Europe's right-wing populists cheered the result. 

Italy's centrist Prime Minister Matteo Renzi was forced to resign late on Sunday after he lost a referendum on constitutional change.

With most ballots counted, 60 per cent of Italians voted No to change, according to the BBC. The turn out was nearly 70 per cent. 

Voters were asked whether they backed a reform to Italy's complex political system, but right-wing populists have interpreted the referendum as a wider poll on the direction of the country.

Before the result, former Ukip leader Nigel Farage tweeted: "Hope the exit polls in Italy are right. This vote looks to me to be more about the Euro than constitutional change."

The leader of France's far-right Front National, Marine Le Pen, tweeted "bravo" to her Eurosceptic "friend" Matteo Salvini, a politician who campaigned for the No vote. She described the referendum result as a "thirst for liberty". 

In his resignation speech, Renzi told reporters he took responsibility for the outcome and added "good luck to us all". 

Since gaining office in 2014, Renzi has been a reformist politician. He introduced same-sex civil unions, made employment laws more flexible and abolished small taxes, and was known by some as "Europe's last Blairite".

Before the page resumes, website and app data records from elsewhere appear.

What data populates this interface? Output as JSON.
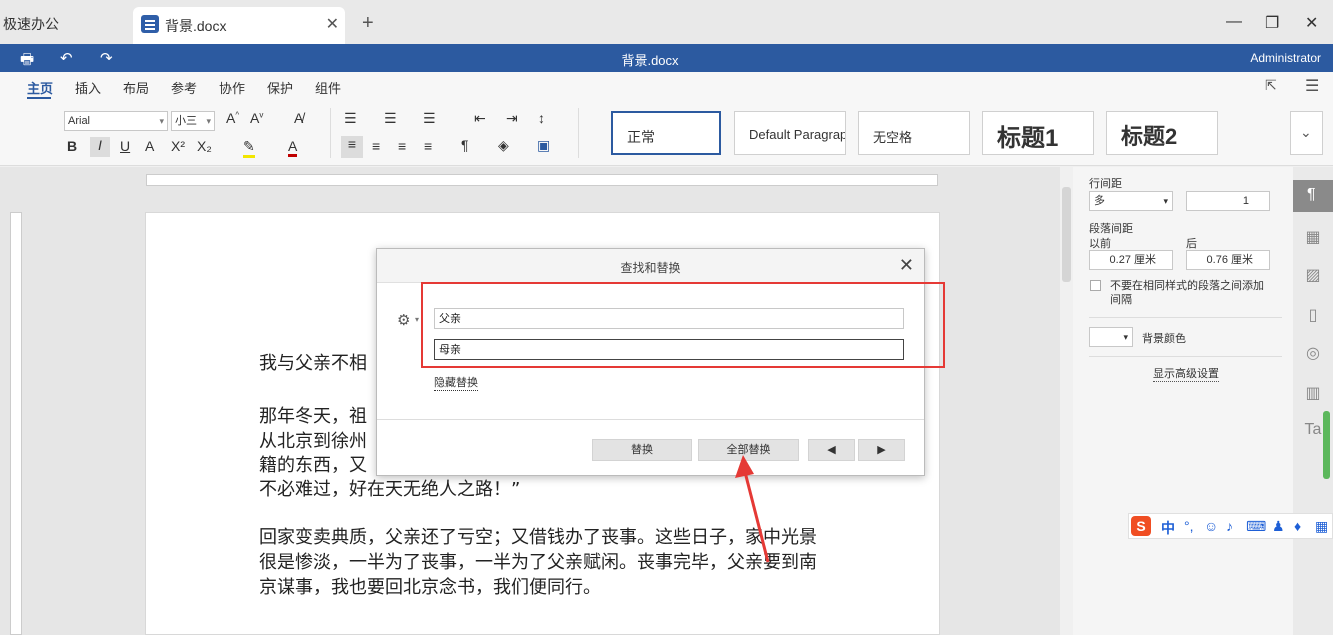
{
  "tabs": {
    "prev_tab": "极速办公",
    "active_tab": "背景.docx",
    "new_tab": "+",
    "close": "✕"
  },
  "window": {
    "minimize": "—",
    "restore": "❐",
    "close": "✕"
  },
  "titlebar": {
    "title": "背景.docx",
    "user": "Administrator"
  },
  "menu": {
    "items": [
      "主页",
      "插入",
      "布局",
      "参考",
      "协作",
      "保护",
      "组件"
    ],
    "active": "主页"
  },
  "toolbar": {
    "font_name": "Arial",
    "font_size": "小三",
    "styles": [
      "正常",
      "Default Paragraph",
      "无空格",
      "标题1",
      "标题2"
    ]
  },
  "document": {
    "paragraphs": [
      "我与父亲不相",
      "那年冬天，祖",
      "从北京到徐州",
      "籍的东西，又",
      "不必难过，好在天无绝人之路！”",
      "回家变卖典质，父亲还了亏空；又借钱办了丧事。这些日子，家中光景",
      "很是惨淡，一半为了丧事，一半为了父亲赋闲。丧事完毕，父亲要到南",
      "京谋事，我也要回北京念书，我们便同行。"
    ]
  },
  "dialog": {
    "title": "查找和替换",
    "find_value": "父亲",
    "replace_value": "母亲",
    "hide_replace": "隐藏替换",
    "replace_btn": "替换",
    "replace_all_btn": "全部替换",
    "prev_btn": "◀",
    "next_btn": "▶"
  },
  "right_panel": {
    "line_spacing_label": "行间距",
    "line_spacing_mode": "多",
    "line_spacing_value": "1",
    "para_spacing_label": "段落间距",
    "before_label": "以前",
    "after_label": "后",
    "before_value": "0.27 厘米",
    "after_value": "0.76 厘米",
    "checkbox_label": "不要在相同样式的段落之间添加间隔",
    "bg_color_label": "背景颜色",
    "advanced_link": "显示高级设置"
  },
  "ime": {
    "logo": "S",
    "mode": "中"
  },
  "colors": {
    "brand": "#2c5aa0",
    "highlight_box": "#e53935",
    "arrow": "#e53935"
  }
}
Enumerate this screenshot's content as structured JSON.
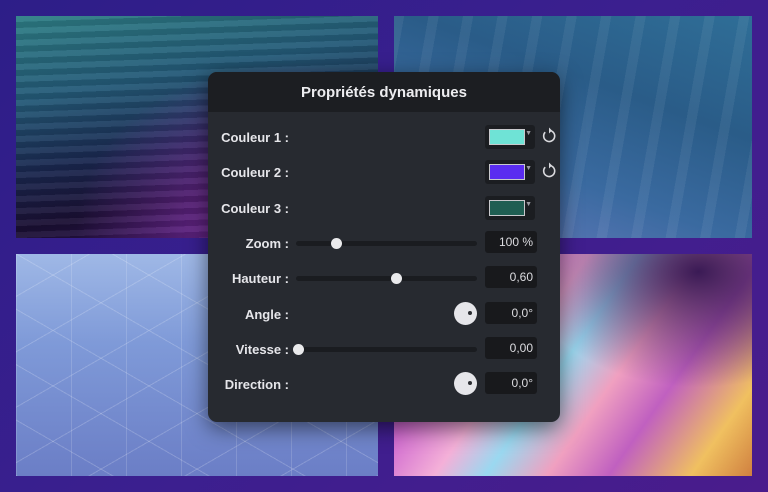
{
  "panel": {
    "title": "Propriétés dynamiques",
    "colors": [
      {
        "label": "Couleur 1 :",
        "value": "#6fe3d6",
        "resettable": true
      },
      {
        "label": "Couleur 2 :",
        "value": "#5a2cf0",
        "resettable": true
      },
      {
        "label": "Couleur 3 :",
        "value": "#1f5e52",
        "resettable": false
      }
    ],
    "sliders": [
      {
        "label": "Zoom :",
        "value_text": "100 %",
        "level": 0.22
      },
      {
        "label": "Hauteur :",
        "value_text": "0,60",
        "level": 0.55
      },
      {
        "label": "Vitesse :",
        "value_text": "0,00",
        "level": 0.01
      }
    ],
    "dials": [
      {
        "label": "Angle :",
        "value_text": "0,0°"
      },
      {
        "label": "Direction :",
        "value_text": "0,0°"
      }
    ]
  },
  "icons": {
    "reset": "reset-arrow-icon",
    "dropdown": "dropdown-caret-icon",
    "dial": "rotation-dial-icon"
  },
  "colors": {
    "panel_bg": "#272a30",
    "panel_header": "#1c1e22",
    "page_bg": "#3a1d8a"
  }
}
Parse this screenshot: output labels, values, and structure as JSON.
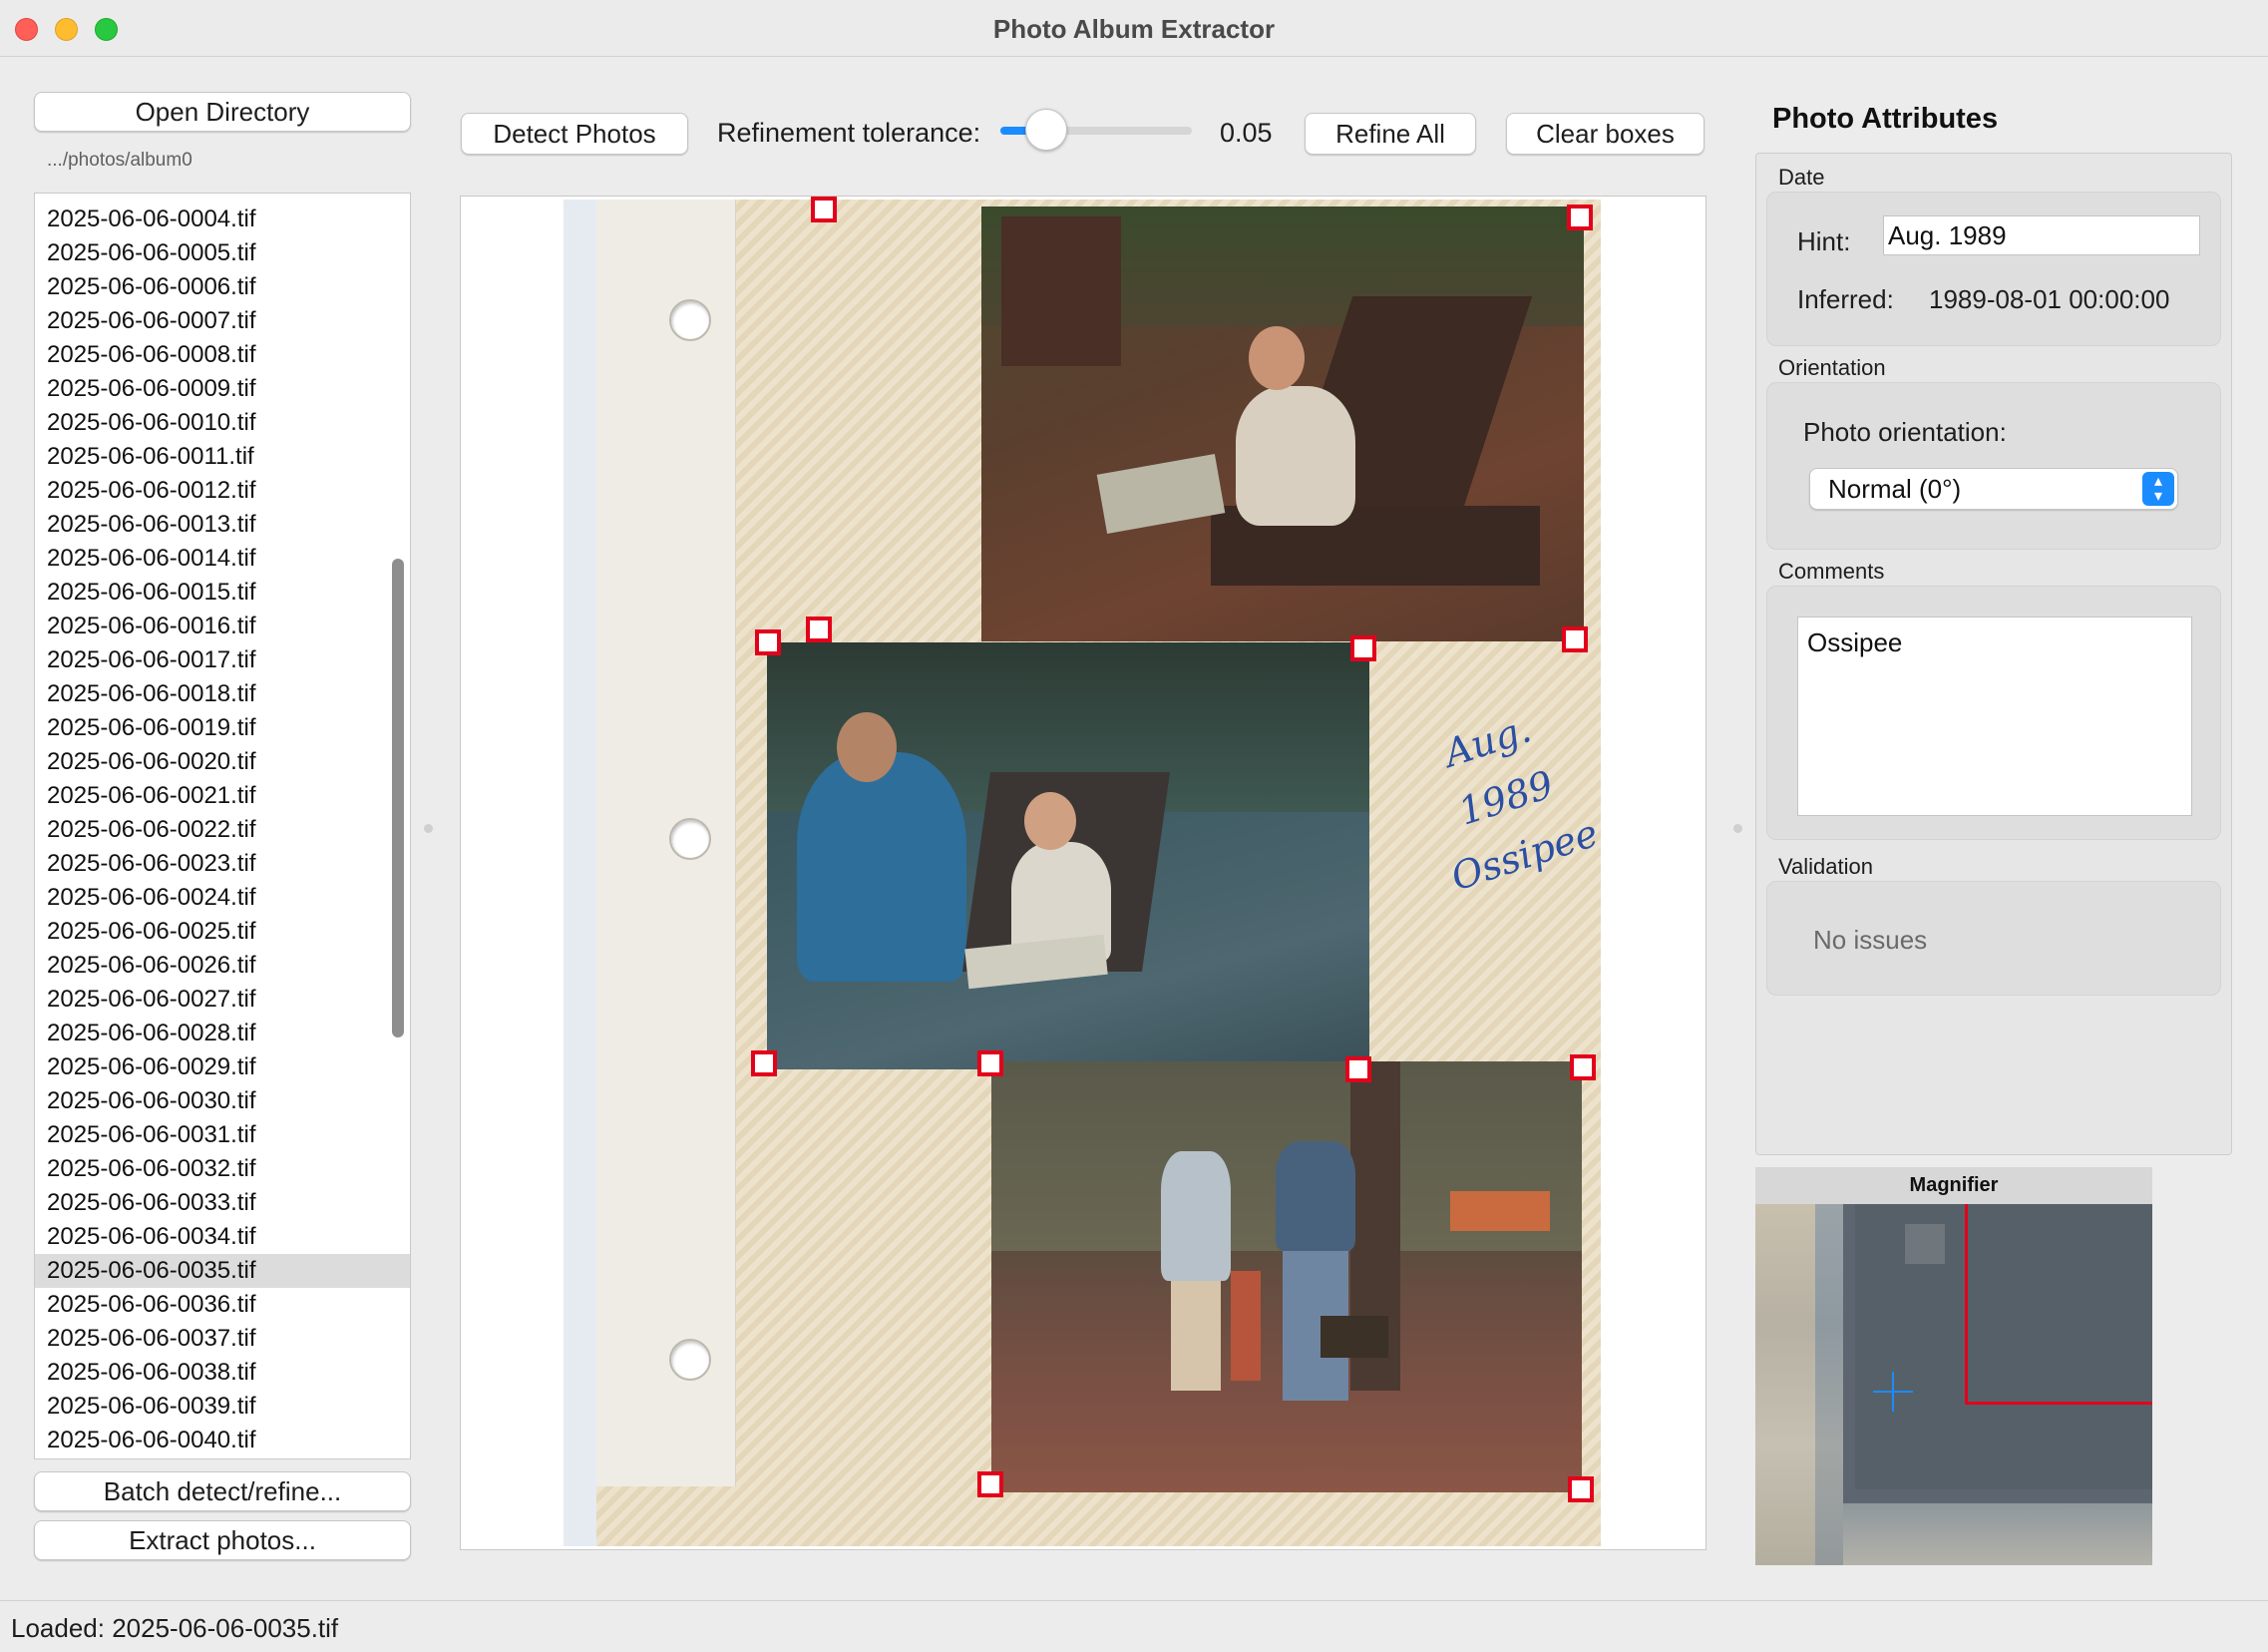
{
  "window": {
    "title": "Photo Album Extractor"
  },
  "left_panel": {
    "open_directory_label": "Open Directory",
    "directory_path": ".../photos/album0",
    "files": [
      "2025-06-06-0004.tif",
      "2025-06-06-0005.tif",
      "2025-06-06-0006.tif",
      "2025-06-06-0007.tif",
      "2025-06-06-0008.tif",
      "2025-06-06-0009.tif",
      "2025-06-06-0010.tif",
      "2025-06-06-0011.tif",
      "2025-06-06-0012.tif",
      "2025-06-06-0013.tif",
      "2025-06-06-0014.tif",
      "2025-06-06-0015.tif",
      "2025-06-06-0016.tif",
      "2025-06-06-0017.tif",
      "2025-06-06-0018.tif",
      "2025-06-06-0019.tif",
      "2025-06-06-0020.tif",
      "2025-06-06-0021.tif",
      "2025-06-06-0022.tif",
      "2025-06-06-0023.tif",
      "2025-06-06-0024.tif",
      "2025-06-06-0025.tif",
      "2025-06-06-0026.tif",
      "2025-06-06-0027.tif",
      "2025-06-06-0028.tif",
      "2025-06-06-0029.tif",
      "2025-06-06-0030.tif",
      "2025-06-06-0031.tif",
      "2025-06-06-0032.tif",
      "2025-06-06-0033.tif",
      "2025-06-06-0034.tif",
      "2025-06-06-0035.tif",
      "2025-06-06-0036.tif",
      "2025-06-06-0037.tif",
      "2025-06-06-0038.tif",
      "2025-06-06-0039.tif",
      "2025-06-06-0040.tif"
    ],
    "selected_file": "2025-06-06-0035.tif",
    "batch_label": "Batch detect/refine...",
    "extract_label": "Extract photos..."
  },
  "toolbar": {
    "detect_label": "Detect Photos",
    "tolerance_label": "Refinement tolerance:",
    "tolerance_value": "0.05",
    "tolerance_fraction": 0.2,
    "refine_all_label": "Refine All",
    "clear_label": "Clear boxes"
  },
  "canvas": {
    "handwritten_note": [
      "Aug. 1989",
      "Ossipee"
    ]
  },
  "attributes": {
    "title": "Photo Attributes",
    "date": {
      "group_label": "Date",
      "hint_label": "Hint:",
      "hint_value": "Aug. 1989",
      "inferred_label": "Inferred:",
      "inferred_value": "1989-08-01 00:00:00"
    },
    "orientation": {
      "group_label": "Orientation",
      "field_label": "Photo orientation:",
      "selected": "Normal (0°)"
    },
    "comments": {
      "group_label": "Comments",
      "value": "Ossipee"
    },
    "validation": {
      "group_label": "Validation",
      "message": "No issues"
    }
  },
  "magnifier": {
    "title": "Magnifier"
  },
  "status": {
    "text": "Loaded: 2025-06-06-0035.tif"
  },
  "colors": {
    "accent": "#1a8cff",
    "handle": "#e3001b",
    "selection": "#dcdcdc"
  },
  "icons": [
    "close-icon",
    "minimize-icon",
    "zoom-icon",
    "updown-chevron-icon",
    "crosshair-icon"
  ]
}
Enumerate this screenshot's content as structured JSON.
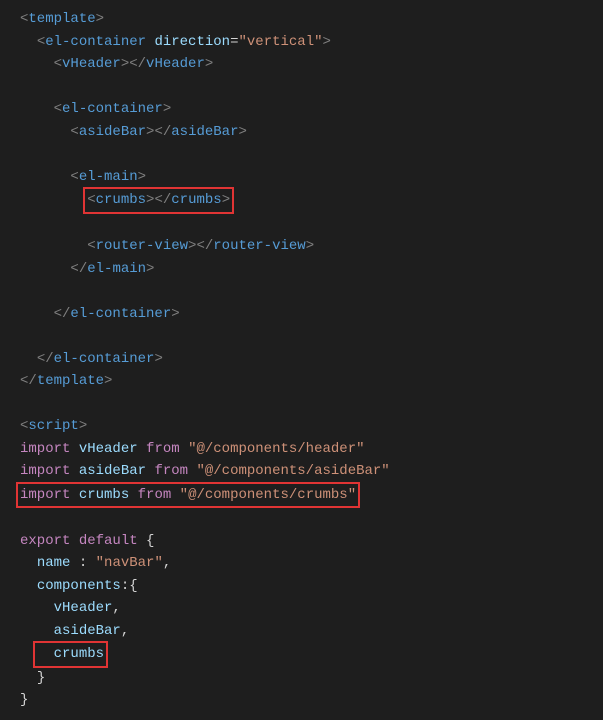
{
  "lines": {
    "l1_tag": "template",
    "l2_tag": "el-container",
    "l2_attr": "direction",
    "l2_val": "\"vertical\"",
    "l3_tag": "vHeader",
    "l5_tag": "el-container",
    "l6_tag": "asideBar",
    "l8_tag": "el-main",
    "l9_tag": "crumbs",
    "l11_tag": "router-view",
    "l12_tag": "el-main",
    "l14_tag": "el-container",
    "l16_tag": "el-container",
    "l17_tag": "template",
    "l19_tag": "script",
    "imp": "import",
    "from": "from",
    "i1_name": "vHeader",
    "i1_path": "\"@/components/header\"",
    "i2_name": "asideBar",
    "i2_path": "\"@/components/asideBar\"",
    "i3_name": "crumbs",
    "i3_path": "\"@/components/crumbs\"",
    "exp": "export",
    "def": "default",
    "name_key": "name",
    "name_val": "\"navBar\"",
    "comp_key": "components",
    "c1": "vHeader",
    "c2": "asideBar",
    "c3": "crumbs"
  }
}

However, his proposed constitutional reforms divided opinion even among liberals, because of the way they removed certain checks and balances and handed increased power to the government.

 

Julia Rampen is the editor of The Staggers, The New Statesman's online rolling politics blog. She was previously deputy editor at Mirror Money Online and has worked as a financial journalist for several trade magazines.